First of all, Happy Thanksgiving to all of those celebrating in the US. The holiday season is officially upon us and I expect it to zoom by very quickly.
I ordered The Gift of Thanks: The Roots and Rituals of Gratitude by Margaret Visser earlier this week and it is down to an even lower price today at $1.58 for the ebook. For that matter, the hardcover it $1.76. Apparently not enough people like to read about the history of expressing gratitude! Or this was warranted as a great doorbuster.

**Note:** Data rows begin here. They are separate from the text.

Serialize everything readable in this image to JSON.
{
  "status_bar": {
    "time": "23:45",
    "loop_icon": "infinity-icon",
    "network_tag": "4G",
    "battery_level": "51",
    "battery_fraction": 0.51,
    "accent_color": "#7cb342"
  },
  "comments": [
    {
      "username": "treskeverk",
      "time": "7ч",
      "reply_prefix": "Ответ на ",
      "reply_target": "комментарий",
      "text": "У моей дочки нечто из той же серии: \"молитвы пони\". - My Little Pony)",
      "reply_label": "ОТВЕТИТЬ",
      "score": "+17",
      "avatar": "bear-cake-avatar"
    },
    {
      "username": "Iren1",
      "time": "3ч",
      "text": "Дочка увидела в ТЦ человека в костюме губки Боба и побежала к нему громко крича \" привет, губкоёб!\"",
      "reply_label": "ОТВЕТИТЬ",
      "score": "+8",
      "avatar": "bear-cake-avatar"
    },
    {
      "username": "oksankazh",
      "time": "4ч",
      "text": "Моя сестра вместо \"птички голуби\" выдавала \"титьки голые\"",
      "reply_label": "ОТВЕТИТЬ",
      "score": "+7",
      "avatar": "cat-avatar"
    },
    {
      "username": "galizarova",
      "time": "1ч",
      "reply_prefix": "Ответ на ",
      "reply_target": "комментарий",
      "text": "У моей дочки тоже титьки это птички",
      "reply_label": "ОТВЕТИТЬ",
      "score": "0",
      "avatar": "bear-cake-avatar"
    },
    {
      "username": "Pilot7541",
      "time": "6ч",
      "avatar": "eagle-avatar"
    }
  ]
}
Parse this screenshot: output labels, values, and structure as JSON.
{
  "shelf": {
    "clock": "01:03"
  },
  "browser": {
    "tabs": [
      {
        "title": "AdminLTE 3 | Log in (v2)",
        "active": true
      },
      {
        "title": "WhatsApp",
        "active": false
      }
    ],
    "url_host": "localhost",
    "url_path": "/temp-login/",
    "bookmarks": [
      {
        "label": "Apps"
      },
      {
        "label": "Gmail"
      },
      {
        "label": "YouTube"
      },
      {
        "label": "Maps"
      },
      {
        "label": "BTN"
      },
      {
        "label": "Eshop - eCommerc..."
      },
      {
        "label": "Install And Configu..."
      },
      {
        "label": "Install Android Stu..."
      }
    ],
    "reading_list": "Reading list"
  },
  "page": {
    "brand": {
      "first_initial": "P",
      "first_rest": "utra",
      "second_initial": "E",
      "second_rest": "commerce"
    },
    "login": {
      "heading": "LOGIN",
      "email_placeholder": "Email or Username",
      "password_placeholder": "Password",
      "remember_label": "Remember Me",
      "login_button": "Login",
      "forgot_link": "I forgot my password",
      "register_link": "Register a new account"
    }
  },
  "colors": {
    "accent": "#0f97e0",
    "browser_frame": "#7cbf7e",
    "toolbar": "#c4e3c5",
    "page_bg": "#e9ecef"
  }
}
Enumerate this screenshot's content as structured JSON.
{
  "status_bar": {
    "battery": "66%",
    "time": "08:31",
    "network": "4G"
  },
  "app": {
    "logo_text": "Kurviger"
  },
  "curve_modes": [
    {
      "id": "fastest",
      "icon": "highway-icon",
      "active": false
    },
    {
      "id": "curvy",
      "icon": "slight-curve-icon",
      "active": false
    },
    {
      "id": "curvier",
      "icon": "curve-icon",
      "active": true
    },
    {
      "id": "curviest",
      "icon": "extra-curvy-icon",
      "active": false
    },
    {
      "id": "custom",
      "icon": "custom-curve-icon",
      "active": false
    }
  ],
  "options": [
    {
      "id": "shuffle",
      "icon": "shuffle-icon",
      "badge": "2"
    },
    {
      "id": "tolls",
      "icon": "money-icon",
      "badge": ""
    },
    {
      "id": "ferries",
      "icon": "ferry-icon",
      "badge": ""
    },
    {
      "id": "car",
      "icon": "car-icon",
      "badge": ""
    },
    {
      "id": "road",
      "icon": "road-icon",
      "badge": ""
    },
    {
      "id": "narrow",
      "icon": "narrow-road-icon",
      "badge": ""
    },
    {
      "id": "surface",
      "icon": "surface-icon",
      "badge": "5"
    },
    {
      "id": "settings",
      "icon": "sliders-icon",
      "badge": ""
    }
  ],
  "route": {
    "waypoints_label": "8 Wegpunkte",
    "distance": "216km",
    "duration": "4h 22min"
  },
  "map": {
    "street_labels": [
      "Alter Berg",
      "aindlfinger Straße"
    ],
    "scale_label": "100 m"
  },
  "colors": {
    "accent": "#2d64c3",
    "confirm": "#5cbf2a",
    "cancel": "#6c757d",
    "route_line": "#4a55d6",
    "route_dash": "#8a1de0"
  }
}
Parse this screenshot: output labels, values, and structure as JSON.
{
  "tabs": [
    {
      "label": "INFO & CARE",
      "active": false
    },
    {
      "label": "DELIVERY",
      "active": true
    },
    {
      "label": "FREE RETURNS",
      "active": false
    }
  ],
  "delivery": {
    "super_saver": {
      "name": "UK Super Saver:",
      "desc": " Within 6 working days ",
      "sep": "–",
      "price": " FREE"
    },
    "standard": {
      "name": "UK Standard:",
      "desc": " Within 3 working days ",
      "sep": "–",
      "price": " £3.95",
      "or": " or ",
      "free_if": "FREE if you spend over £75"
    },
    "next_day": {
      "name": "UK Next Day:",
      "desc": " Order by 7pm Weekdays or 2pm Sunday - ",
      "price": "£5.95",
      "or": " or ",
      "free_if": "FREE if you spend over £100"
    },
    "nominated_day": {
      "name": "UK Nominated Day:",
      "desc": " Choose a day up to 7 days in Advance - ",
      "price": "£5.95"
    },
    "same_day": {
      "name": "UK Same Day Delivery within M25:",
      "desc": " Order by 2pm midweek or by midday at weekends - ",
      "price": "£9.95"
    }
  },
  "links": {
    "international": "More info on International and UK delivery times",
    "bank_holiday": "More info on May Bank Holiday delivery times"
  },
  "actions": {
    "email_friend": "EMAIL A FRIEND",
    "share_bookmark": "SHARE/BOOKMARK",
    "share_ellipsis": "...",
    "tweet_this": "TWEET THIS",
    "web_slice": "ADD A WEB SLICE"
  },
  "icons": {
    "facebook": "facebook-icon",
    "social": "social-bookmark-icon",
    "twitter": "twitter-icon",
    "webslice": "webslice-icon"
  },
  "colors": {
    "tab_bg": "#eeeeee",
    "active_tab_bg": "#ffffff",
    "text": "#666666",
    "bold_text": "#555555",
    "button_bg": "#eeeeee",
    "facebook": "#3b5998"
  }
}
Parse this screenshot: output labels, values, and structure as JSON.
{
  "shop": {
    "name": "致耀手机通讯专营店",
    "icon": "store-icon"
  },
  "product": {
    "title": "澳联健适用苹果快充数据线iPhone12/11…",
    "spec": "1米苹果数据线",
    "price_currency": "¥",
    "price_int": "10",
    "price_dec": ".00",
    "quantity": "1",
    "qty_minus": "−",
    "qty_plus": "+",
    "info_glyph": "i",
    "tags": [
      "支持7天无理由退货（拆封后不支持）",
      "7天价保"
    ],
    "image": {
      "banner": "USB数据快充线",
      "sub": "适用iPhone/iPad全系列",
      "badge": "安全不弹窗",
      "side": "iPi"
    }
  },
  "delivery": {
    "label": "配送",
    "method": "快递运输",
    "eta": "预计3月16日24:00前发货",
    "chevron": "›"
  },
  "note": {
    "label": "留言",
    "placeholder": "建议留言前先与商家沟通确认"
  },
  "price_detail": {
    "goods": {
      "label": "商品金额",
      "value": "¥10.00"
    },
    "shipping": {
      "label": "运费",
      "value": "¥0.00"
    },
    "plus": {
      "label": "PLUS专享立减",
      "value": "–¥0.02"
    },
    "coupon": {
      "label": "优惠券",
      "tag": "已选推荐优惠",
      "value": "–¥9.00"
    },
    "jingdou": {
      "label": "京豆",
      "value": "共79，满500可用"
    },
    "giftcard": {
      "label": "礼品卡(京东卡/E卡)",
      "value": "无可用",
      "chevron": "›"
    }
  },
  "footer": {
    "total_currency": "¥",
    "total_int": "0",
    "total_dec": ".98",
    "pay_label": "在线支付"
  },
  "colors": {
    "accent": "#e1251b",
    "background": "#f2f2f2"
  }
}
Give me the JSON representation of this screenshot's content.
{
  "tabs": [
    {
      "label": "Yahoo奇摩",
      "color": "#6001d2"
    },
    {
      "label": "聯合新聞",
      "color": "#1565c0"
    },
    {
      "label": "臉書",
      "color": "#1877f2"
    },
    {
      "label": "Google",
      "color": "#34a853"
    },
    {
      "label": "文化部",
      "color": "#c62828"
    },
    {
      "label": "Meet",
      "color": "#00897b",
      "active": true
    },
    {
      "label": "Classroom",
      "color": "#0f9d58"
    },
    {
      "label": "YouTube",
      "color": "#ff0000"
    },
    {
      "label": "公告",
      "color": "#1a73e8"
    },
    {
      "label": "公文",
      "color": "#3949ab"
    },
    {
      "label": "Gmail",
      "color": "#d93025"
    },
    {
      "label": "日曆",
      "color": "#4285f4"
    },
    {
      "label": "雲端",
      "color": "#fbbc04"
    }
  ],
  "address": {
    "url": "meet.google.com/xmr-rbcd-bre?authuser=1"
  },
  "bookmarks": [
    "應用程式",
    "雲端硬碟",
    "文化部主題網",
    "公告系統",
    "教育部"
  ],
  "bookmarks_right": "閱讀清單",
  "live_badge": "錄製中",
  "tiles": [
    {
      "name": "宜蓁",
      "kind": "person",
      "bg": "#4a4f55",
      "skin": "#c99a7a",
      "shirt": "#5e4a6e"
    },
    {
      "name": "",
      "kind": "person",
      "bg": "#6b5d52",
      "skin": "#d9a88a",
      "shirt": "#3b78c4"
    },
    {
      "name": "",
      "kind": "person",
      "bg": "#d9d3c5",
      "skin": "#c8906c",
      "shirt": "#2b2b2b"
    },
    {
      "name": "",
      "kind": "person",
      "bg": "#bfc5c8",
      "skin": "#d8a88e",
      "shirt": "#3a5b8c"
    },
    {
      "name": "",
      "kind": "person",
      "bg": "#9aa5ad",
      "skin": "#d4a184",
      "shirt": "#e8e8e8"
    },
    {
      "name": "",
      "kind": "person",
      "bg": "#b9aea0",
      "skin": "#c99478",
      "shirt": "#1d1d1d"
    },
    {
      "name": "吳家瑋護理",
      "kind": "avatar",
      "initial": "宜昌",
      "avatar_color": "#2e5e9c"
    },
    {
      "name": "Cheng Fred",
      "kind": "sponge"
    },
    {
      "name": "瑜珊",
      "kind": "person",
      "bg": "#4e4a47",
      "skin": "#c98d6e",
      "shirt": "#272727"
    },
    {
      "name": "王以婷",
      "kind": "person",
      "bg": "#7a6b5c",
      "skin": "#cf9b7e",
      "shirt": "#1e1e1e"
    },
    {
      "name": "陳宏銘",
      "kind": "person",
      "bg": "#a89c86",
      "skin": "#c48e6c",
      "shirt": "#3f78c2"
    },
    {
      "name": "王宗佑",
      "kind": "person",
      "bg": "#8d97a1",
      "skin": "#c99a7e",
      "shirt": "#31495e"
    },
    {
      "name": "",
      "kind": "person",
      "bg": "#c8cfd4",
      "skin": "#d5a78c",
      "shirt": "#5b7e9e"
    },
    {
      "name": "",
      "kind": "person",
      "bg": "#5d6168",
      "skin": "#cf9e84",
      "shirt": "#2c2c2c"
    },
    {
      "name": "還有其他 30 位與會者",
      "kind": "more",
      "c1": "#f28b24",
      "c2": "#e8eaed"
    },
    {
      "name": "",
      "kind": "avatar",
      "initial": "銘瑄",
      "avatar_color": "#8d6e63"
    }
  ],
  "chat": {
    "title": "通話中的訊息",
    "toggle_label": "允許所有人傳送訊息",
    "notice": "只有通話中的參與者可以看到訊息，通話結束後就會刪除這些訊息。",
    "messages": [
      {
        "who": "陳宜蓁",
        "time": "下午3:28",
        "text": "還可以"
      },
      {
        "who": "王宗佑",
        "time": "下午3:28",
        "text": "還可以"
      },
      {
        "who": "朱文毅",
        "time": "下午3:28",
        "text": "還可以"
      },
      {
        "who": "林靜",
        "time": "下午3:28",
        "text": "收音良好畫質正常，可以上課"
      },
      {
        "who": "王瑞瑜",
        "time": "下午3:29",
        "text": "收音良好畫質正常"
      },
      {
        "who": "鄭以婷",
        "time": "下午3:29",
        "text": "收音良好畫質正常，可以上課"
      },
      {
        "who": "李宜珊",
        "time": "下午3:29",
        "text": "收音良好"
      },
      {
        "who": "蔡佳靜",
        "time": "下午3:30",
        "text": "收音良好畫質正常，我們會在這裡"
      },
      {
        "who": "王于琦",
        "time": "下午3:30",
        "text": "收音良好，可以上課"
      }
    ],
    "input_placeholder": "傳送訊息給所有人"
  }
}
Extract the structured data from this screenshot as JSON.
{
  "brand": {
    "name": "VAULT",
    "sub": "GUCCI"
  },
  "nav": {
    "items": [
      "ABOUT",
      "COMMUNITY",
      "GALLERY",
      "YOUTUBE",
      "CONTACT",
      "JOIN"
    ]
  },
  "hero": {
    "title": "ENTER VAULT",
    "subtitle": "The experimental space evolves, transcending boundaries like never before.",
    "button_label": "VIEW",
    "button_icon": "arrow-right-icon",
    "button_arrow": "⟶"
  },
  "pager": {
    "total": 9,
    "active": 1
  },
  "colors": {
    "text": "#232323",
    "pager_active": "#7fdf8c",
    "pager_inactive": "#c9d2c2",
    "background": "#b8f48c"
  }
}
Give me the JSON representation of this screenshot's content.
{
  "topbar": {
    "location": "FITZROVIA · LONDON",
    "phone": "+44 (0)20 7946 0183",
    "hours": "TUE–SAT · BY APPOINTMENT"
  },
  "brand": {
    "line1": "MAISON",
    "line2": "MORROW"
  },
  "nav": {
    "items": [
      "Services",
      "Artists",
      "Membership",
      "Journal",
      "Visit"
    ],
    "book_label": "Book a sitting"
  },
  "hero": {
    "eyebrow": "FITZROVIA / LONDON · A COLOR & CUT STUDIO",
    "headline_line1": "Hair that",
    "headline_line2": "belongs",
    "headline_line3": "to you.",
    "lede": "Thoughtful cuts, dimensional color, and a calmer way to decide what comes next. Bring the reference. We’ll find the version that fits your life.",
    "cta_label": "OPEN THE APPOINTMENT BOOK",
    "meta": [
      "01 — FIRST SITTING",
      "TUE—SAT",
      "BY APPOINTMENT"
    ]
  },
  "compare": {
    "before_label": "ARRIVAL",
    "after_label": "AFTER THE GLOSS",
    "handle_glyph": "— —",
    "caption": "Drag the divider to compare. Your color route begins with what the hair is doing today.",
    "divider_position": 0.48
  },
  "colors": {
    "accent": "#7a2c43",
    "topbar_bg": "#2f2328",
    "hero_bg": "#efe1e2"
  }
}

The book discusses the rituals of gratitude and is rather interesting although I've only had the chance to browse through it so far and peruse the introduction which emphasizes the author's premise that gifts and gratitude are freely given. I was reminded of the great Big Bang Theory Christmas episode, "The Bath Item Gift Hypothesis," in which Sheldon exclaims, "Oh, Penny. I know you think you are being generous, but the foundation of gift giving is reciprocity. You haven't given me a gift. You've given me an obligation." With the holidays in process now, this theory certainly will be considered more than once as gifts are given and received. (And, yes, that episode is one of my favorite Christmas episodes of a tv series ever. Look, no rehashing of It's a Wonderful Life or Christmas Carol, either!)
So anyway, the book is definitely worth the price and as I looked through it, I realized it may be of interest to readers here, too.
Book description from the publisher:
An inquiry into what we mean when we say "thank you." Visser examines all aspects of gratitude ranging from cultural histories to modern customs including mythology, folklore and fiction.
A review from Publishers Weekly:
Starred Review. Like a modern Ruth Benedict immersed in classical literature, Visser (Much Depends on Dinner) examines what it really means, in the course of human interaction, to be thankful. Her kindly book turns on itself in an exhaustive but continually engrossing fashion. Beginning with the assumption that [g]ratitude must be freely given; otherwise, it might be a polite show, but it is not gratitude, Visser asks many questions of cultures East and West and provides a plethora of answers. The obscured and deeper meaning of giving thanks is probed through such divergent cultural markers as the work of Georg Simmel and Dickens; the Bible and Proust; Japanese sumimasen, which is both a thanking and an apologizing, and C.C. Baxter in Bill Wilder's The Apartment; Plato's Laws and Seneca's massive treatise on gift giving and the slipperiness of saying you're welcome in today's U.K. What is tipping all about? What is the etymological relationship between votive, vow, favors, grace and gratitude? What might the gestures of courtesy—the curtsy for example—be? Overall, this is a delightful and graceful gift of a book, for which any fortunate recipient will be thankful.